GLASGOW — An officer was stabbed and a suspect shot dead as police flooded central Glasgow during a violent incident in Scotland's largest city on Friday, police said.
Six men, including the officer, were in hospital being treated for injuries, Assistant Chief Constable Steve Johnson said in a statement, adding that the police were not looking for anyone else in relation to the violence.
"The individual who was shot by armed police has died," he said.
The injured police officer, aged 42, was described as being in a critical but stable condition and was being treated in hospital, he added.
Greater Glasgow Police said on Twitter that the "situation" was contained and "there is no danger to the general public."
Video and images on social media appeared to show at least a dozen police — some of them armed —and emergency vehicles outside the Park Inn Hotel on West George Street where the incident took place. Most British police do not carry firearms.
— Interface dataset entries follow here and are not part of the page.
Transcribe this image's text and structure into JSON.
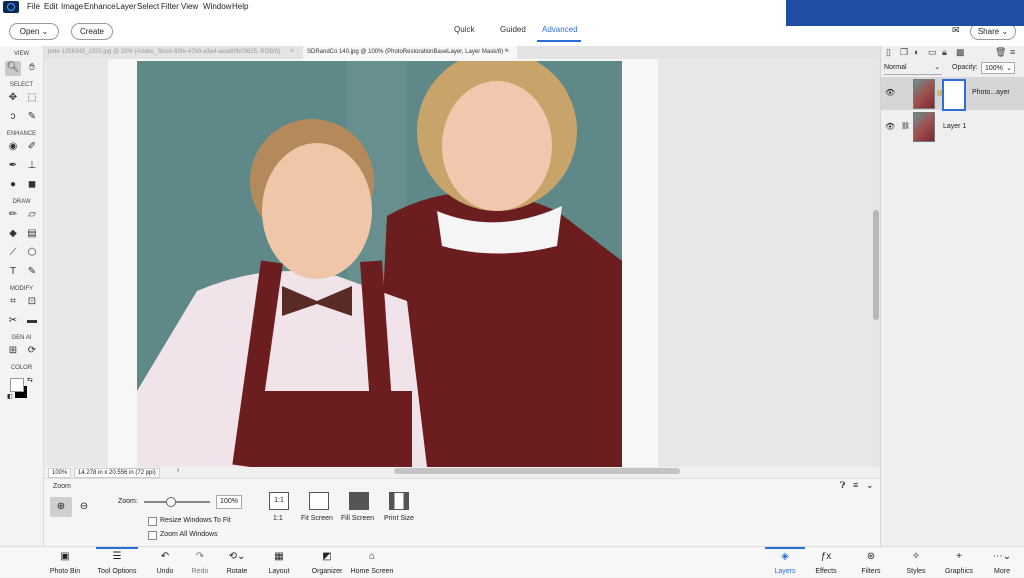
{
  "menu": [
    "File",
    "Edit",
    "Image",
    "Enhance",
    "Layer",
    "Select",
    "Filter",
    "View",
    "Window",
    "Help"
  ],
  "topbar": {
    "open_label": "Open",
    "create_label": "Create",
    "share_label": "Share",
    "modes": [
      "Quick",
      "Guided",
      "Advanced"
    ],
    "active_mode": "Advanced"
  },
  "toolbar": {
    "sections": [
      "VIEW",
      "SELECT",
      "ENHANCE",
      "DRAW",
      "MODIFY",
      "GEN AI",
      "COLOR"
    ]
  },
  "tabs": [
    {
      "label": "pete-1356345_1920.jpg @ 33% (Adobe_Stock-63fe-47b9-a3a4-aead0fb03625, RGB/8)",
      "close": "×",
      "active": false
    },
    {
      "label": "SDRandCo 140.jpg @ 100% (PhotoRestorationBaseLayer, Layer Mask/8) *",
      "close": "×",
      "active": true
    }
  ],
  "status": {
    "zoom": "100%",
    "size": "14.278 in x 20.556 in (72 ppi)"
  },
  "tool_options": {
    "title": "Zoom",
    "zoom_label": "Zoom:",
    "zoom_value": "100%",
    "resize_windows": "Resize Windows To Fit",
    "zoom_all": "Zoom All Windows",
    "buttons": [
      {
        "icon": "1:1",
        "label": "1:1"
      },
      {
        "label": "Fit Screen"
      },
      {
        "label": "Fill Screen"
      },
      {
        "label": "Print Size"
      }
    ]
  },
  "bottom_bar": {
    "left": [
      "Photo Bin",
      "Tool Options",
      "Undo",
      "Redo",
      "Rotate",
      "Layout",
      "Organizer",
      "Home Screen"
    ],
    "right": [
      "Layers",
      "Effects",
      "Filters",
      "Styles",
      "Graphics",
      "More"
    ]
  },
  "layers_panel": {
    "blend_mode": "Normal",
    "opacity_label": "Opacity:",
    "opacity_value": "100%",
    "layers": [
      {
        "name": "Photo...ayer",
        "selected": true
      },
      {
        "name": "Layer 1",
        "selected": false
      }
    ]
  },
  "colors": {
    "accent": "#2b6fd6",
    "overlay": "#1f4ea3"
  }
}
John Nicolas, 27, told NBC News he was staying on the third floor of the hotel, when he heard a male voice screaming for help. He said he raced out to find the elevator was covered in blood.
"I took the stairs and when I got to the lobby, I saw the receptionists had been stabbed and were covered in blood," he said. "I told them to stay calm, and me and another man started to assist them."
Nicolas added that he was an asylum seeker from southeast Asia and was living in the hotel with his mother.
Tech worker Matthew Nesbitt, 29, said he saw the commotion from the office block across the street where he works.
"We head a lot of screaming, a lot of panic, a lot of people were running away," he told reporters on a street near the scene. He added that he saw someone lying injured on the front steps of the hotel, with what looked like stab wounds near the chest.
The normally busy street is close to a large train station and several restaurants and hotels. It has now been closed off, according to Glasgow police, who asked the public to avoid the area.
Nevertheless, dozens of Glaswegians milled near the police cordon shortly after the stabbing and shooting.
"I've seen stabbings in Glasgow before. Plenty of them. But not with this kind of armed response," said Stephen McLean, 51, who was among the dozens gathered nearby. "It's in a decent part of the city ... where you usually feel safe."
Scottish police said on Twitter they were not treating the incident as terrorism, adding that an investigation was ongoing.
Nicola Sturgeon, the First Minister of Scotland told a news conference that it had "been a dreadful afternoon for the city of Glasgow," before urging the public not to share "unconfirmed information" on social media.
Scotland has its own devolved lawmaking powers from Westminster. It is able to legislate on matters of tax, education and policing, among other issues.
Prime Minister Boris Johnson also said on Twitter that he was "deeply saddened by the terrible incident," and thanked the "brave emergency services."
Scotland, like the rest of the U.K., is in the midst of the coronavirus pandemic.
The country began easing lockdown measures this month, allowing small groups to meet up in parks and re-opening some shops and playgrounds.
Many businesses had not yet re-opened, so it's likely fewer people than usual were in the town center.
Alasdair Lane reported from Glasgow; and Adela Suliman reported from London.